Maryland prosecutors often rely on Breathalyzer tests to convict people accused of drunk driving. However, a report from The New York Times highlights the challenges of such tests as well as their questionable accuracy. While the science underlying a breath test for blood alcohol concentration may be fundamentally valid, those scientific conditions are often not replicated in the roadside and even police station breath tests administered to people accused of driving under the influence. The report noted that in several states, judges have thrown over 30,000 Breathalyzer test results out of court due to their unreliability.

Some of the major problems with breath test machines include poor maintenance, human error and inaccurate calibration. In most cases, the machines were originally programmed correctly, although this may not be the case for older models that are no longer on the market. Some states may not update their lists of acceptable devices to remove old ones, despite the heavy penalties that can accompany a drunk driving conviction. For example, some types of Breathalyzers produce false readings if the person taking a test has had a breath mint. In other cases, the machine is simply too old and no longer functions properly.

This is especially likely if the machine was not professionally calibrated and repaired regularly. The newspaper’s investigation found that some police departments developed their own chemical solutions for cleaning the devices rather than using a specialized substance from the manufacturer. One agency drilled a hole in a machine because it believed it produced results that were too low.

The consequences of these kinds of errors can be significant. A DUI conviction can lead to jail time, high fines or the loss of a driver’s license.
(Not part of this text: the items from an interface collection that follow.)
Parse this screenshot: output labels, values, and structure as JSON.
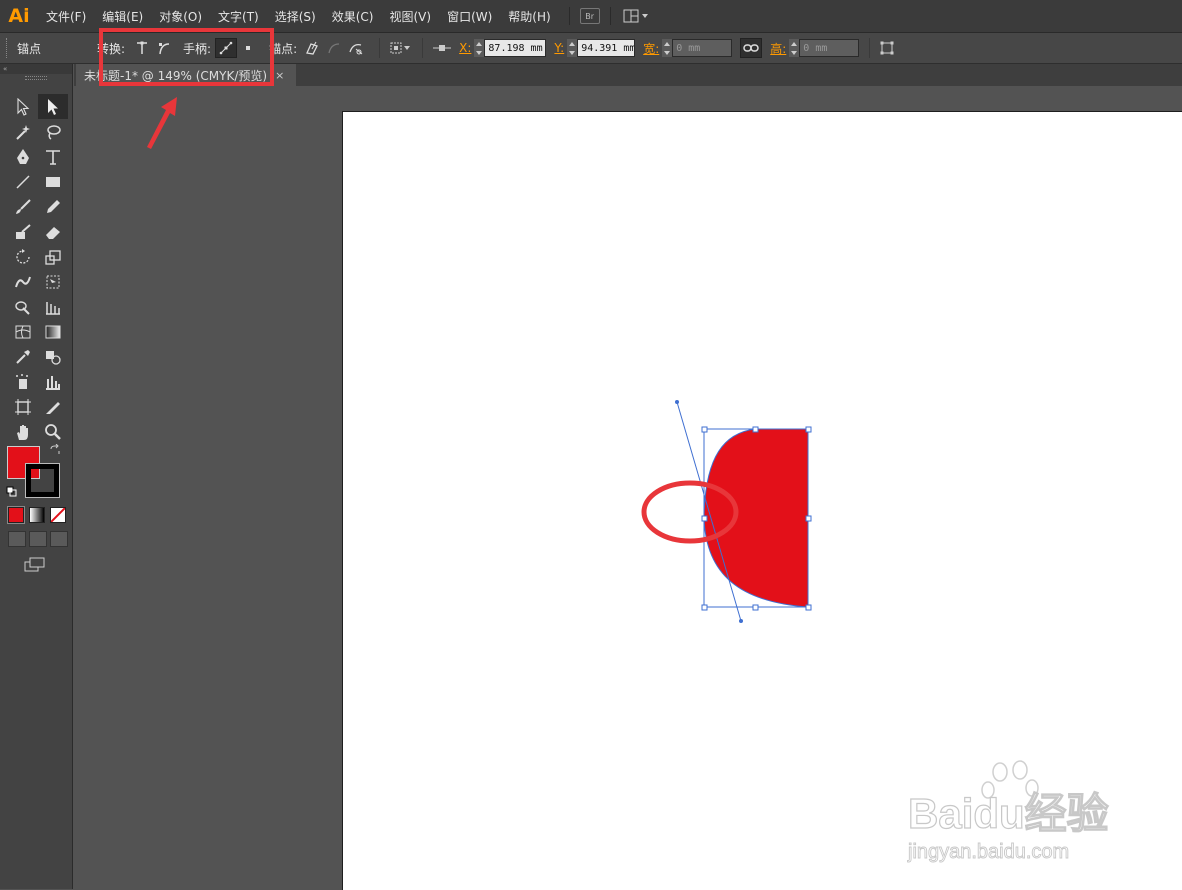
{
  "app": {
    "logo": "Ai"
  },
  "menu": [
    "文件(F)",
    "编辑(E)",
    "对象(O)",
    "文字(T)",
    "选择(S)",
    "效果(C)",
    "视图(V)",
    "窗口(W)",
    "帮助(H)"
  ],
  "bridge_button": "Br",
  "control": {
    "selection_label": "锚点",
    "convert_label": "转换:",
    "handles_label": "手柄:",
    "anchors_label": "锚点:",
    "x_label": "X:",
    "x_value": "87.198 mm",
    "y_label": "Y:",
    "y_value": "94.391 mm",
    "w_label": "宽:",
    "w_value": "0 mm",
    "h_label": "高:",
    "h_value": "0 mm"
  },
  "document_tab": {
    "title": "未标题-1* @ 149% (CMYK/预览)",
    "close": "×"
  },
  "panel_collapse": "«",
  "colors": {
    "fill": "#e31019",
    "stroke": "#000000",
    "annotation": "#e8363a",
    "path": "#3f6fd1"
  },
  "watermark": {
    "brand": "Baidu经验",
    "url": "jingyan.baidu.com"
  }
}
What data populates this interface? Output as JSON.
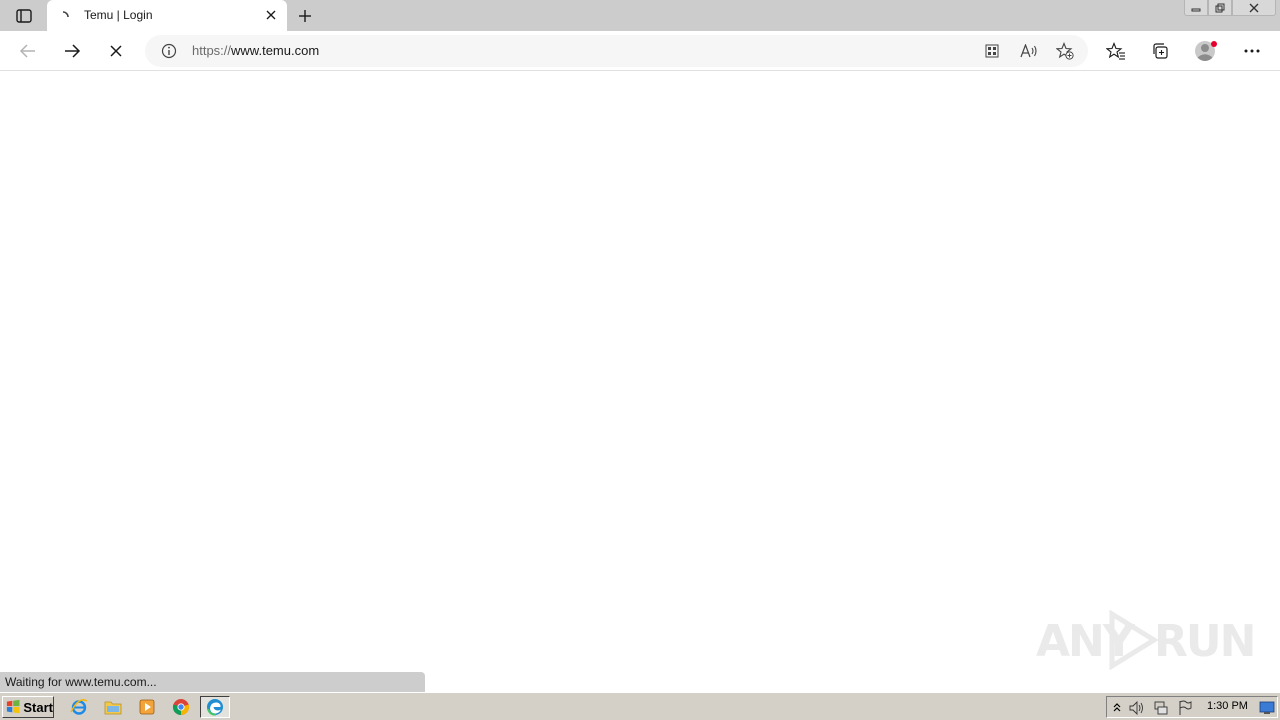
{
  "tab": {
    "title": "Temu | Login"
  },
  "address_bar": {
    "url_scheme": "https://",
    "url_host": "www.temu.com"
  },
  "status": {
    "text": "Waiting for www.temu.com..."
  },
  "watermark": {
    "left": "ANY",
    "right": "RUN"
  },
  "taskbar": {
    "start_label": "Start",
    "clock": "1:30 PM"
  },
  "icons": {
    "tab_actions": "tab-actions-icon",
    "favicon": "loading-icon",
    "close": "close-icon",
    "new_tab": "plus-icon",
    "back": "arrow-left-icon",
    "forward": "arrow-right-icon",
    "stop": "stop-icon",
    "info": "info-icon",
    "apps": "apps-icon",
    "read_aloud": "read-aloud-icon",
    "add_favorite": "star-plus-icon",
    "favorites": "favorites-icon",
    "collections": "collections-icon",
    "profile": "profile-icon",
    "more": "more-icon"
  },
  "colors": {
    "tab_bar": "#cccccc",
    "address_bar": "#f6f6f6",
    "status_bubble": "#cdcdcd",
    "taskbar": "#d4d0c8",
    "profile_dot": "#e8002d"
  }
}
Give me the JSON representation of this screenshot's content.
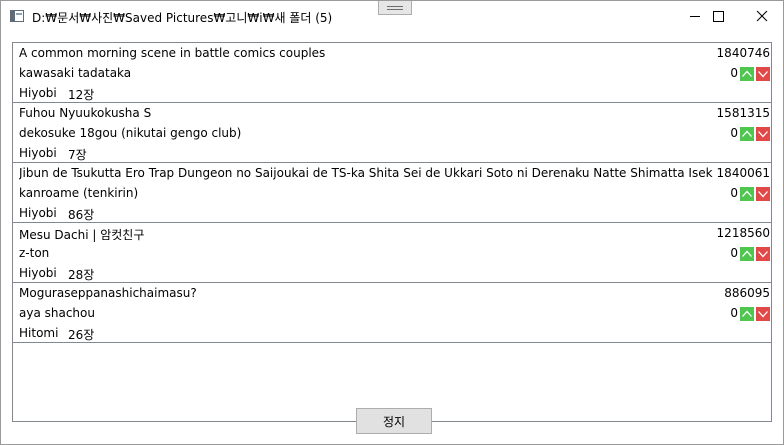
{
  "window": {
    "title": "D:₩문서₩사진₩Saved Pictures₩고니₩i₩새 폴더 (5)"
  },
  "items": [
    {
      "title": "A common morning scene in battle comics couples",
      "count": "1840746",
      "artist": "kawasaki tadataka",
      "score": "0",
      "source": "Hiyobi",
      "pages": "12장"
    },
    {
      "title": "Fuhou Nyuukokusha S",
      "count": "1581315",
      "artist": "dekosuke 18gou (nikutai gengo club)",
      "score": "0",
      "source": "Hiyobi",
      "pages": "7장"
    },
    {
      "title": "Jibun de Tsukutta Ero Trap Dungeon no Saijoukai de TS-ka Shita Sei de Ukkari Soto ni Derenaku Natte Shimatta Isekai Tensei Yuusha",
      "count": "1840061",
      "artist": "kanroame (tenkirin)",
      "score": "0",
      "source": "Hiyobi",
      "pages": "86장"
    },
    {
      "title": "Mesu Dachi | 암컷친구",
      "count": "1218560",
      "artist": "z-ton",
      "score": "0",
      "source": "Hiyobi",
      "pages": "28장"
    },
    {
      "title": "Moguraseppanashichaimasu?",
      "count": "886095",
      "artist": "aya shachou",
      "score": "0",
      "source": "Hitomi",
      "pages": "26장"
    }
  ],
  "footer": {
    "stop_label": "정지"
  },
  "colors": {
    "upvote": "#4fc64f",
    "downvote": "#e14848",
    "border": "#828790",
    "button_bg": "#e1e1e1"
  },
  "icons": {
    "app": "window-app-icon",
    "minimize": "minimize-icon",
    "maximize": "maximize-icon",
    "close": "close-icon",
    "upvote": "chevron-up-icon",
    "downvote": "chevron-down-icon"
  }
}
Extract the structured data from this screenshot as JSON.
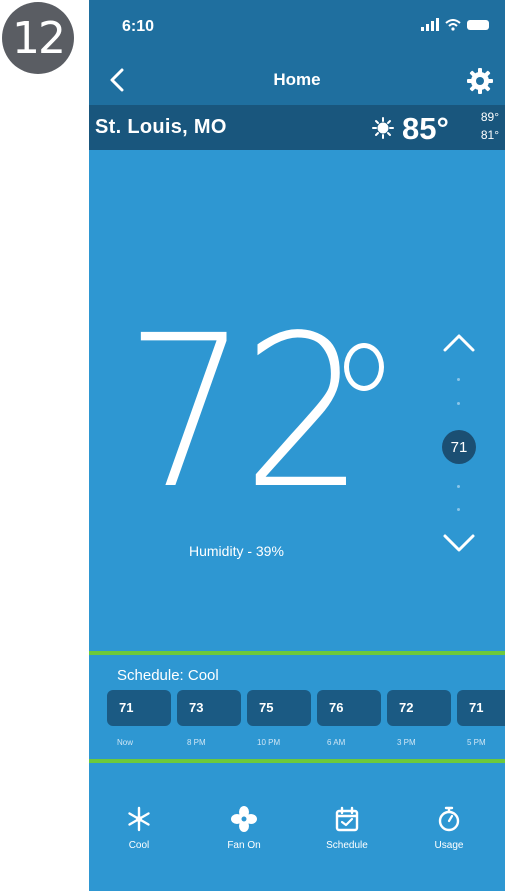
{
  "step_number": "12",
  "status_bar": {
    "time": "6:10"
  },
  "nav": {
    "title": "Home"
  },
  "weather": {
    "city": "St. Louis, MO",
    "current_temp": "85°",
    "high_temp": "89°",
    "low_temp": "81°",
    "icon": "sun-icon"
  },
  "thermostat": {
    "current_temp": "72",
    "humidity": "Humidity - 39%",
    "setpoint": "71"
  },
  "schedule": {
    "label": "Schedule: Cool",
    "slots": [
      {
        "temp": "71",
        "time": "Now"
      },
      {
        "temp": "73",
        "time": "8 PM"
      },
      {
        "temp": "75",
        "time": "10 PM"
      },
      {
        "temp": "76",
        "time": "6 AM"
      },
      {
        "temp": "72",
        "time": "3 PM"
      },
      {
        "temp": "71",
        "time": "5 PM"
      }
    ]
  },
  "tabs": [
    {
      "label": "Cool",
      "icon": "snowflake-icon"
    },
    {
      "label": "Fan On",
      "icon": "fan-icon"
    },
    {
      "label": "Schedule",
      "icon": "calendar-icon"
    },
    {
      "label": "Usage",
      "icon": "stopwatch-icon"
    }
  ],
  "colors": {
    "app_background": "#2e97d2",
    "header": "#1f6f9f",
    "weather_bar": "#19567d",
    "schedule_slot": "#1b5a83",
    "highlight": "#6dc93b"
  }
}
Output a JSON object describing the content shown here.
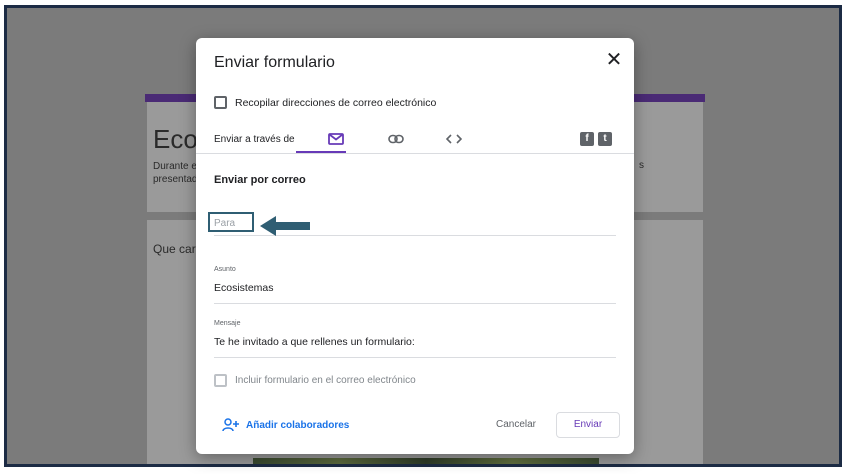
{
  "background": {
    "form_title": "Ecos",
    "description_lines": [
      "Durante es",
      "presentad"
    ],
    "description_right": "s",
    "question": "Que cara"
  },
  "dialog": {
    "title": "Enviar formulario",
    "close_icon": "close-icon",
    "collect_emails_label": "Recopilar direcciones de correo electrónico",
    "send_via_label": "Enviar a través de",
    "tabs": [
      {
        "name": "email",
        "icon": "mail-icon",
        "active": true
      },
      {
        "name": "link",
        "icon": "link-icon",
        "active": false
      },
      {
        "name": "embed",
        "icon": "code-icon",
        "active": false
      }
    ],
    "social": {
      "facebook": "f",
      "twitter": "t"
    },
    "section_title": "Enviar por correo",
    "to_placeholder": "Para",
    "subject_label": "Asunto",
    "subject_value": "Ecosistemas",
    "message_label": "Mensaje",
    "message_value": "Te he invitado a que rellenes un formulario:",
    "include_form_label": "Incluir formulario en el correo electrónico",
    "add_collaborators_label": "Añadir colaboradores",
    "cancel_label": "Cancelar",
    "send_label": "Enviar"
  },
  "colors": {
    "accent": "#673ab7",
    "arrow": "#2f5e73",
    "link": "#1a73e8"
  }
}
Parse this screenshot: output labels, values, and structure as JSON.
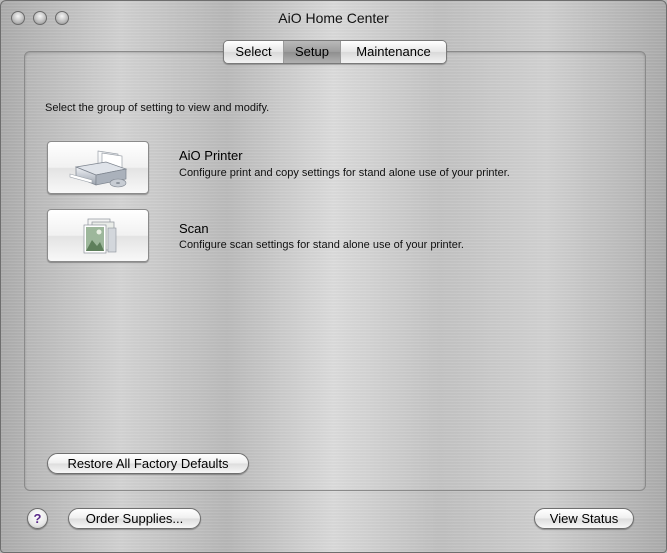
{
  "window": {
    "title": "AiO Home Center"
  },
  "tabs": [
    {
      "label": "Select",
      "selected": false
    },
    {
      "label": "Setup",
      "selected": true
    },
    {
      "label": "Maintenance",
      "selected": false
    }
  ],
  "main": {
    "instruction": "Select the group of setting to view and modify.",
    "items": [
      {
        "icon": "printer-icon",
        "title": "AiO Printer",
        "description": "Configure print and copy settings for stand alone use of your printer."
      },
      {
        "icon": "scan-icon",
        "title": "Scan",
        "description": "Configure scan settings for stand alone use of your printer."
      }
    ],
    "restore_label": "Restore All Factory Defaults"
  },
  "footer": {
    "help_label": "?",
    "order_label": "Order Supplies...",
    "status_label": "View Status"
  },
  "colors": {
    "help_glyph": "#5a2a8a",
    "selected_tab": "#a3a3a3"
  }
}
People facing DUI charges can consult with a criminal defense attorney about their options to contest the allegations.